Net-Zero Carbon Heating
In a new guide to decarbonisation sponsored by Centrica, Edie explains "Net-Zero Carbon Heating".
The guide shows how far the owner of British Gas has advanced in not only recognising, but also promoting heat pumps as the answer to the UK achieving Net-Zero carbon heating.
You can read the whole guide but the main thrust of it can be summarised by these direct quotes:
- The UK has made great strides in decarbonising electricity and transport, but the shift to net-zero carbon heating is still at an early stage
- The Climate Change Committee has expressed concern that, more than 10 years after the Climate Change Act was passed, there is still no serious plan for decarbonising UK heating systems
- Heating is the UK's biggest source of emissions, accounting for about 37% of total emissions when including industrial processes

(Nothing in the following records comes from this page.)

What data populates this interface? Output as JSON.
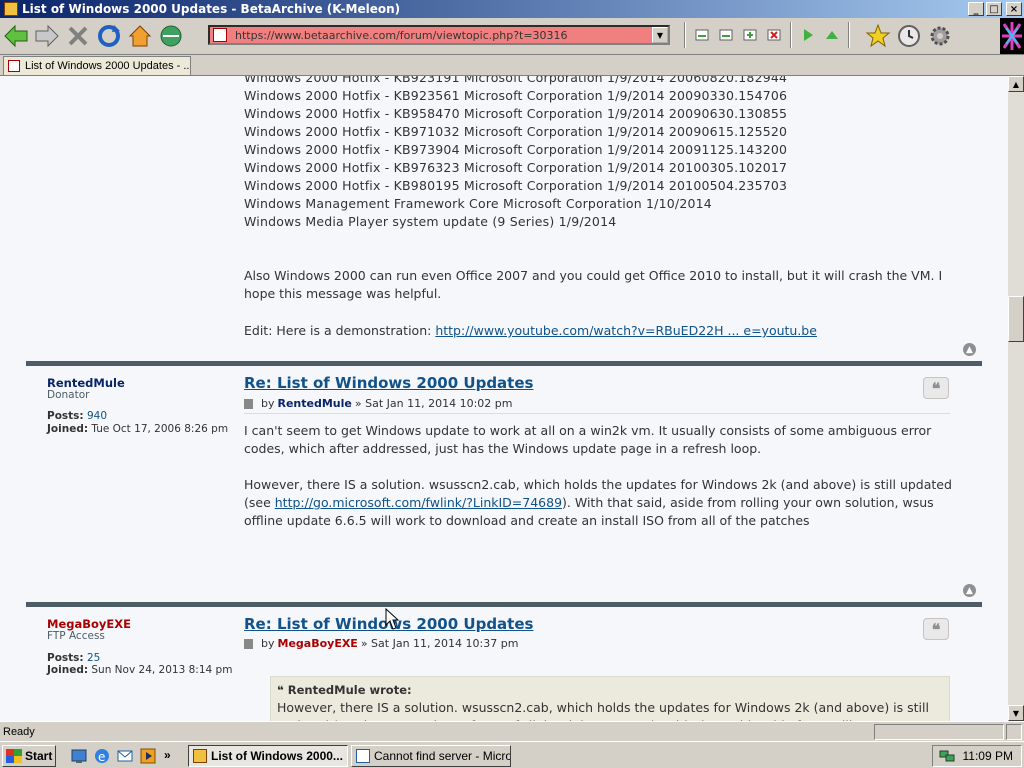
{
  "window": {
    "title": "List of Windows 2000 Updates - BetaArchive (K-Meleon)",
    "btn_min": "_",
    "btn_max": "□",
    "btn_close": "×"
  },
  "toolbar": {
    "url": "https://www.betaarchive.com/forum/viewtopic.php?t=30316",
    "dropdown_arrow": "▼"
  },
  "tab": {
    "label": "List of Windows 2000 Updates - ..."
  },
  "post1": {
    "lines": [
      "Windows 2000 Hotfix - KB923191 Microsoft Corporation 1/9/2014 20060820.182944",
      "Windows 2000 Hotfix - KB923561 Microsoft Corporation 1/9/2014 20090330.154706",
      "Windows 2000 Hotfix - KB958470 Microsoft Corporation 1/9/2014 20090630.130855",
      "Windows 2000 Hotfix - KB971032 Microsoft Corporation 1/9/2014 20090615.125520",
      "Windows 2000 Hotfix - KB973904 Microsoft Corporation 1/9/2014 20091125.143200",
      "Windows 2000 Hotfix - KB976323 Microsoft Corporation 1/9/2014 20100305.102017",
      "Windows 2000 Hotfix - KB980195 Microsoft Corporation 1/9/2014 20100504.235703",
      "Windows Management Framework Core Microsoft Corporation 1/10/2014",
      "Windows Media Player system update (9 Series) 1/9/2014"
    ],
    "para1": "Also Windows 2000 can run even Office 2007 and you could get Office 2010 to install, but it will crash the VM. I hope this message was helpful.",
    "edit_prefix": "Edit: Here is a demonstration: ",
    "edit_link": "http://www.youtube.com/watch?v=RBuED22H ... e=youtu.be"
  },
  "post2": {
    "username": "RentedMule",
    "rank": "Donator",
    "posts_label": "Posts:",
    "posts": "940",
    "joined_label": "Joined:",
    "joined": "Tue Oct 17, 2006 8:26 pm",
    "title": "Re: List of Windows 2000 Updates",
    "by": "by",
    "author": "RentedMule",
    "date": "» Sat Jan 11, 2014 10:02 pm",
    "para1": "I can't seem to get Windows update to work at all on a win2k vm. It usually consists of some ambiguous error codes, which after addressed, just has the Windows update page in a refresh loop.",
    "para2_a": "However, there IS a solution. wsusscn2.cab, which holds the updates for Windows 2k (and above) is still updated (see ",
    "para2_link": "http://go.microsoft.com/fwlink/?LinkID=74689",
    "para2_b": "). With that said, aside from rolling your own solution, wsus offline update 6.6.5 will work to download and create an install ISO from all of the patches"
  },
  "post3": {
    "username": "MegaBoyEXE",
    "rank": "FTP Access",
    "posts_label": "Posts:",
    "posts": "25",
    "joined_label": "Joined:",
    "joined": "Sun Nov 24, 2013 8:14 pm",
    "title": "Re: List of Windows 2000 Updates",
    "by": "by",
    "author": "MegaBoyEXE",
    "date": "» Sat Jan 11, 2014 10:37 pm",
    "quote_header": "RentedMule wrote:",
    "quote_text": "However, there IS a solution. wsusscn2.cab, which holds the updates for Windows 2k (and above) is still updated (see http://go.microsoft.com/fwlink/?LinkID=74689). With that said, aside from rolling your own"
  },
  "status": {
    "text": "Ready"
  },
  "taskbar": {
    "start": "Start",
    "task1": "List of Windows 2000...",
    "task2": "Cannot find server - Micros...",
    "clock": "11:09 PM",
    "chevron": "»"
  },
  "icons": {
    "quote": "❝",
    "top": "▲"
  },
  "colors": {
    "titlebar": "#0a246a",
    "url_bg": "#f08080",
    "link": "#105289",
    "mod_user": "#aa0000",
    "user": "#0a246a",
    "divider": "#4c5d66"
  }
}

- As we head towards 2050, heat pumps could enable the UK to completely decarbonise heat, alongside the decarbonisation of electricity generation
- Ground source heat pumps can use thermal boreholes as a heat source for a year-round predictable source of stable temperature heat

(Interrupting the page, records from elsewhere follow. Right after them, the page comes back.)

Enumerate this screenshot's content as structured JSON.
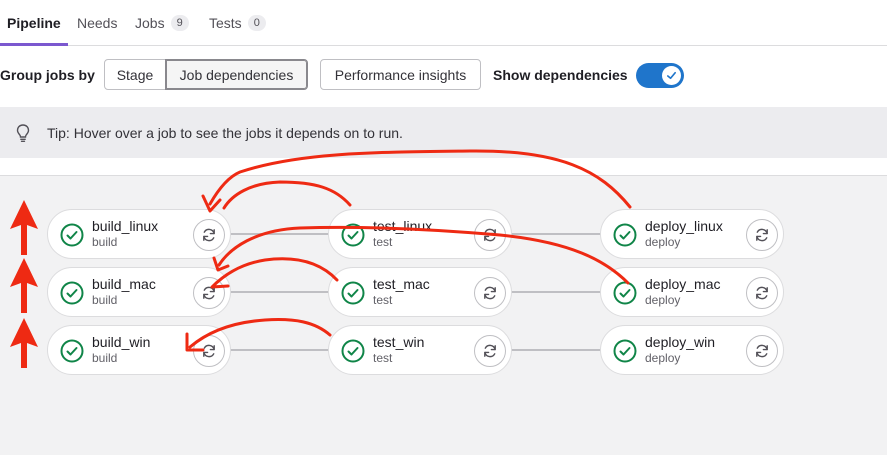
{
  "tabs": [
    {
      "label": "Pipeline",
      "active": true
    },
    {
      "label": "Needs"
    },
    {
      "label": "Jobs",
      "count": "9"
    },
    {
      "label": "Tests",
      "count": "0"
    }
  ],
  "toolbar": {
    "group_label": "Group jobs by",
    "stage_label": "Stage",
    "job_deps_label": "Job dependencies",
    "perf_label": "Performance insights",
    "show_deps_label": "Show dependencies",
    "show_deps_on": true
  },
  "tip": {
    "icon": "bulb-icon",
    "text": "Tip: Hover over a job to see the jobs it depends on to run."
  },
  "jobs": [
    {
      "name": "build_linux",
      "stage": "build",
      "status": "passed"
    },
    {
      "name": "test_linux",
      "stage": "test",
      "status": "passed"
    },
    {
      "name": "deploy_linux",
      "stage": "deploy",
      "status": "passed"
    },
    {
      "name": "build_mac",
      "stage": "build",
      "status": "passed"
    },
    {
      "name": "test_mac",
      "stage": "test",
      "status": "passed"
    },
    {
      "name": "deploy_mac",
      "stage": "deploy",
      "status": "passed"
    },
    {
      "name": "build_win",
      "stage": "build",
      "status": "passed"
    },
    {
      "name": "test_win",
      "stage": "test",
      "status": "passed"
    },
    {
      "name": "deploy_win",
      "stage": "deploy",
      "status": "passed"
    }
  ],
  "colors": {
    "accent": "#1f75cb",
    "success": "#108548",
    "annotation": "#ee2a13",
    "tab_active": "#7b58cf"
  }
}
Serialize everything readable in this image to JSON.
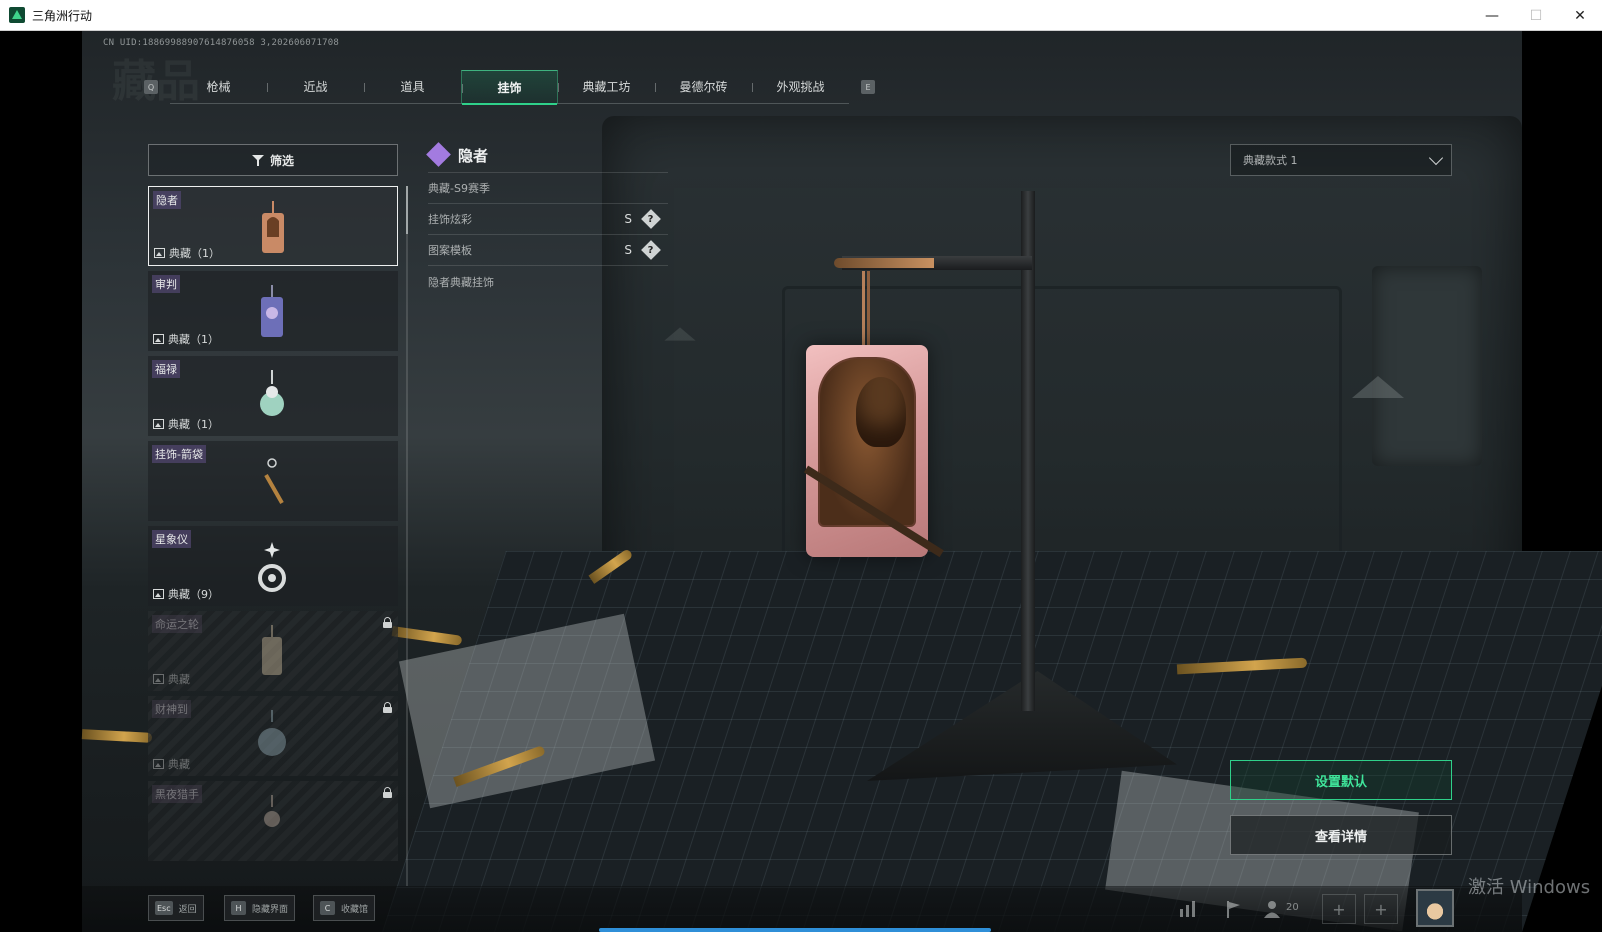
{
  "window": {
    "title": "三角洲行动",
    "controls": {
      "minimize": "—",
      "maximize": "☐",
      "close": "✕"
    }
  },
  "uid": "CN UID:18869988907614876058 3,202606071708",
  "tabs": {
    "left_key": "Q",
    "right_key": "E",
    "items": [
      {
        "label": "枪械",
        "active": false
      },
      {
        "label": "近战",
        "active": false
      },
      {
        "label": "道具",
        "active": false
      },
      {
        "label": "挂饰",
        "active": true
      },
      {
        "label": "典藏工坊",
        "active": false
      },
      {
        "label": "曼德尔砖",
        "active": false
      },
      {
        "label": "外观挑战",
        "active": false
      }
    ]
  },
  "filter": {
    "label": "筛选"
  },
  "items": [
    {
      "name": "隐者",
      "count": "典藏（1）",
      "selected": true,
      "locked": false,
      "thumb_color": "#c98a66"
    },
    {
      "name": "审判",
      "count": "典藏（1）",
      "selected": false,
      "locked": false,
      "thumb_color": "#6d6fb8"
    },
    {
      "name": "福禄",
      "count": "典藏（1）",
      "selected": false,
      "locked": false,
      "thumb_color": "#9fd2c0"
    },
    {
      "name": "挂饰-箭袋",
      "count": "",
      "selected": false,
      "locked": false,
      "thumb_color": "#b4823f"
    },
    {
      "name": "星象仪",
      "count": "典藏（9）",
      "selected": false,
      "locked": false,
      "thumb_color": "#d9dcdc"
    },
    {
      "name": "命运之轮",
      "count": "典藏",
      "selected": false,
      "locked": true,
      "thumb_color": "#c9b89a"
    },
    {
      "name": "财神到",
      "count": "典藏",
      "selected": false,
      "locked": true,
      "thumb_color": "#8fa6b0"
    },
    {
      "name": "黑夜猎手",
      "count": "",
      "selected": false,
      "locked": true,
      "thumb_color": "#b9a89a"
    }
  ],
  "detail": {
    "title": "隐者",
    "series": "典藏-S9赛季",
    "rows": [
      {
        "label": "挂饰炫彩",
        "grade": "S",
        "help": "?"
      },
      {
        "label": "图案模板",
        "grade": "S",
        "help": "?"
      }
    ],
    "description": "隐者典藏挂饰"
  },
  "style_select": {
    "value": "典藏款式 1"
  },
  "actions": {
    "set_default": "设置默认",
    "view_details": "查看详情"
  },
  "bottom_hints": [
    {
      "key": "Esc",
      "label": "返回"
    },
    {
      "key": "H",
      "label": "隐藏界面"
    },
    {
      "key": "C",
      "label": "收藏馆"
    }
  ],
  "tray": {
    "friends_count": "20",
    "plus": "+"
  },
  "watermark": "激活 Windows",
  "colors": {
    "accent": "#2fd18a",
    "rarity": "#a37be0",
    "progress": "#2f8fd8"
  }
}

- Boreholes can also be used to store heat in the ground during the hotter months for drawing off during the colder months
- There are around 17,000 district heating networks established across the UK, and nearly half a million connections to them
- It is not yet clear how and where hydrogen will be produced and consumed, how it will be transported, or when a hydrogen transition could even begin
- Because the future of hydrogen is so uncertain, it cannot currently be considered a reliable way to decarbonise heat.
You can download the full guide here (if you are happy to release your contact email).
See also Fiscal Background: UK energy prices